In response to Greg Hahn’s letter to the editor, congratulating the City Council for supporting the “separation between church and state,” while criticizing Mayor Susan Wiggins for not “separating her religion from her civic duty to impartially support the Constitution,” I might add that the term “separation of church and state” is neither in the U.S. Constitution, nor has it ever been. Rather, separation of church and state is nothing more than some fabricated left-wing talking point that they often use to confuse their own low-information voters.

Conversely, the only portion of the Constitution that speaks of religion, specifically, would be Amendment I of the Bill of Rights, which states: “Congress shall make no law respecting an establishment of religion, or prohibiting the free exercise thereof…” Now, surely the city of Tehachapi including the motto “In God We Trust” to the sides of our municipal vehicles would in no way violate the First Amendment to the Constitution of the U.S., or any other laws, for that matter.

The only other time where church or religion is ever mentioned is under Article VI, which states, “…no religious test shall ever be required as a qualification to any office or public trust under the United States.” And that’s it, in total. Still no mention in the U.S. Constitution, anywhere, of “separation of church and state.”

So, in the future, if we wish to quote the U.S. Constitution in the newspaper, may I recommend that we at least read it first? Pocket editions are available from the National Center for Constitutional Studies, (208) 645-2625, ISBN-13: 978-0-88080-144-7. Thank you.

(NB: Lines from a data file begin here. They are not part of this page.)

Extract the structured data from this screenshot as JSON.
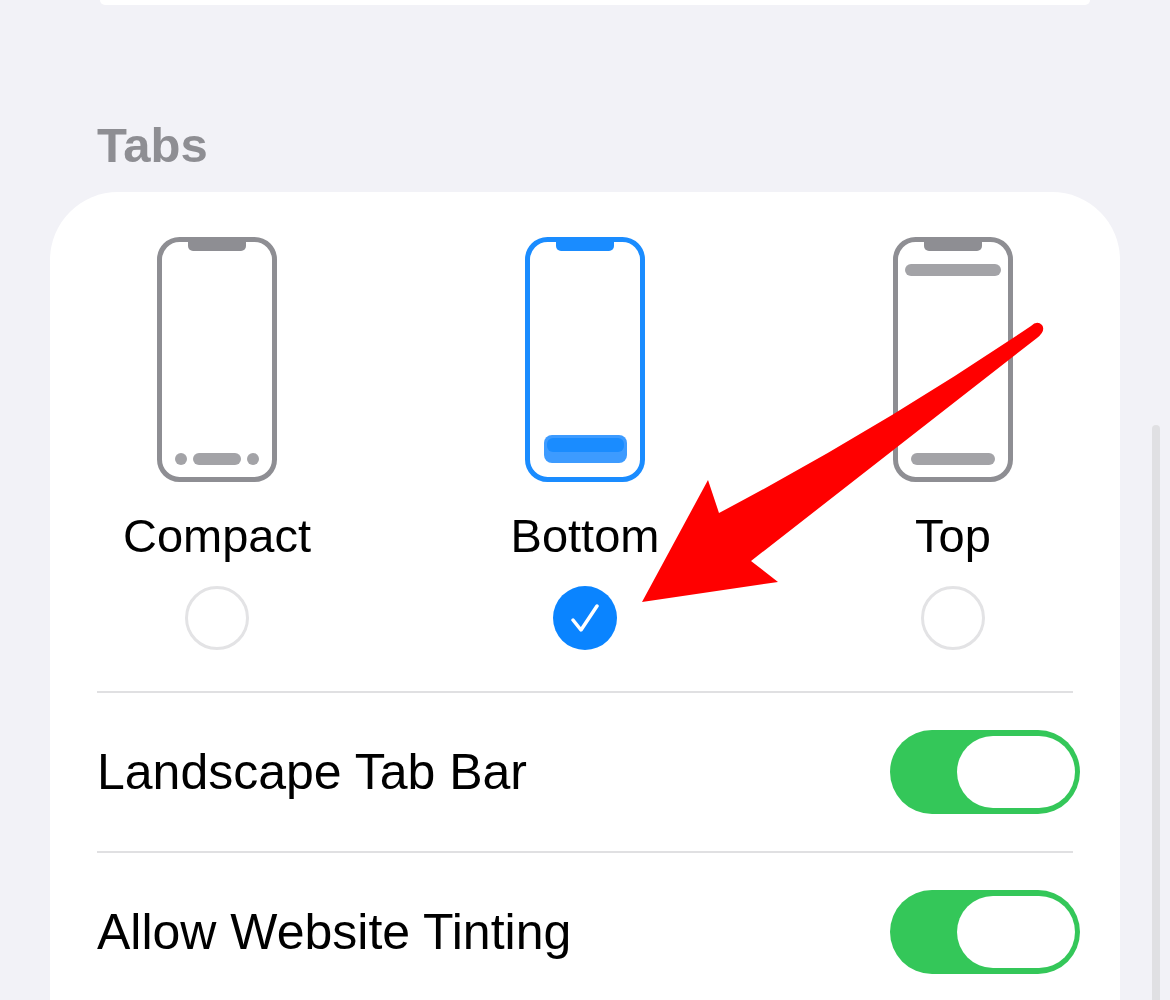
{
  "section": {
    "title": "Tabs"
  },
  "tab_layouts": [
    {
      "kind": "compact",
      "label": "Compact",
      "selected": false
    },
    {
      "kind": "bottom",
      "label": "Bottom",
      "selected": true
    },
    {
      "kind": "top",
      "label": "Top",
      "selected": false
    }
  ],
  "toggles": [
    {
      "label": "Landscape Tab Bar",
      "on": true
    },
    {
      "label": "Allow Website Tinting",
      "on": true
    }
  ],
  "annotations": [
    {
      "kind": "arrow"
    }
  ]
}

Yes, our founders and framers indeed understood the proper role of government with church and religion, and vice versa. On the other hand, certainly not in any way at all, whatsoever, as Hahn described it.

William Nelson, Tehachapi